Congratulations! It’s your 25th birthday and your trust fund has finally kicked in.
No? You haven’t got one? Well, no matter. I’m sure you just sold your startup for a high eight figure check.
Nope? You’re starting to make this a little difficult. Maybe you just found a mint Honus Wagner T206 baseball card in your attic?
It doesn’t matter how you came into your disposable income, you’re rich now (just play along) and you’ll want your own horsie. But it will cost you a pretty penny. From track fees to trainer fees to oats to the salary of the jockey and bills for the vet to stables and re-shoeing to all the oats you could possibly imagine, even those of you with wallets and stomachs of iron will be shocked at just how much money goes into owning a winner of the Kentucky Derby.
Buying a thoroughbred
According to Forbes, the average initial investment for a thoroughbred racehorse is $30,000. This might not seem so bad, but each horse is usually purchased between four partners.
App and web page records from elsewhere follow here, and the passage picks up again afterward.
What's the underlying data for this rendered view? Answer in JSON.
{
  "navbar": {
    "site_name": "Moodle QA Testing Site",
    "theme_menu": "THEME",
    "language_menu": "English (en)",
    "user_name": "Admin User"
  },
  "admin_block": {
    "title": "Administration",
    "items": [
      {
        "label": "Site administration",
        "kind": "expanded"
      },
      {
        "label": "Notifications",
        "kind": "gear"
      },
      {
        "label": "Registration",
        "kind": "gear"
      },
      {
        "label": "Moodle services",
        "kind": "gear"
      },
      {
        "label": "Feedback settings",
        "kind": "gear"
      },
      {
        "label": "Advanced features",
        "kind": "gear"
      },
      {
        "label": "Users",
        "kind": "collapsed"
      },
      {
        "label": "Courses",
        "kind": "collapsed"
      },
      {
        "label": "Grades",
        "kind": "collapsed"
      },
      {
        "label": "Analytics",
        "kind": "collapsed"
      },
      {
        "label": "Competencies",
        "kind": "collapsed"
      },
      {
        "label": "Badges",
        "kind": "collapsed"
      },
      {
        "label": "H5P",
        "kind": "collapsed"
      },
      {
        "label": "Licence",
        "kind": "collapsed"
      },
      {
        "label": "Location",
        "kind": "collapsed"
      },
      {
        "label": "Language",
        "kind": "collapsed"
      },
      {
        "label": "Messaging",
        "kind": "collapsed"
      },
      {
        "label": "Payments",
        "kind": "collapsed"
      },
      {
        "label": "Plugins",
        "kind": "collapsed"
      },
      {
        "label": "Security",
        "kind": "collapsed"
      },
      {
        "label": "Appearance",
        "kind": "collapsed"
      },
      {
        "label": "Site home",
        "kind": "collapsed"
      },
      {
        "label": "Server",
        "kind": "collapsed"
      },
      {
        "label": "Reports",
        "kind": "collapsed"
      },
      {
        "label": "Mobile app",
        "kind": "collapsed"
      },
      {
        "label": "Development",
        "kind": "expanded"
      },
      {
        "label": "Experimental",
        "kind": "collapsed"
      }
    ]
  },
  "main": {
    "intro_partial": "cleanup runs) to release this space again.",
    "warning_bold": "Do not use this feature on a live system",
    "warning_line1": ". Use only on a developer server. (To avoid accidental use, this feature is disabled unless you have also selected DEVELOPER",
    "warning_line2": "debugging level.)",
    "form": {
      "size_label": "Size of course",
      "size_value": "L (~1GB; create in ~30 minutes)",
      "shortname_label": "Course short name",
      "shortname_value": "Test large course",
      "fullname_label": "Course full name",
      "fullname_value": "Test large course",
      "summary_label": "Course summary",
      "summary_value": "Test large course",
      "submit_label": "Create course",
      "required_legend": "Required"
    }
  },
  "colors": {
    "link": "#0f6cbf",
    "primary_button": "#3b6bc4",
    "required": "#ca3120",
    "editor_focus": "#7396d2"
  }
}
So, if you’re looking to keep all the glory for yourself, it’ll cost you somewhere in the neighborhood of $120,000.
Finding a place for it
While keeping a horse at pasture can be a relatively cheap proposition (about $100/month), a top-class stable like those where Derby horses live can cost the same as a studio apartment in Louisville. And if your horse is living in $500/month digs, you’d better negotiate a deal where hay is included.
Hiring a Derby-worthy trainer
The most important part of getting your horse Derby-ready is getting a world-class trainer. For a few hours of workouts each day with your future champion, such a trainer might charge $120 -- but if you want to monopolize his time leading up to the Derby, it’ll cost exponentially more.
Paying your jockey
If and when your horse actually wins, don’t forget about the man or woman who actually made that success possible on the track -- jockeys typically receive 10% of an owner’s winnings.
Feeding and shoeing the horse
Usually included as part of the lump sum owners pay a stable by the year, keeping a Derby horse roofed, shod, and comfortably fed for the year will run you upwards of $45,000.
According to the Back in the Saddle Project, twice-yearly visits from the horse doctor will run $200 each, plus the cost of two $55 farm calls -- even vets don’t make free house calls.
Grand total: Around $170,000 a year! May the odds be ever in your favor.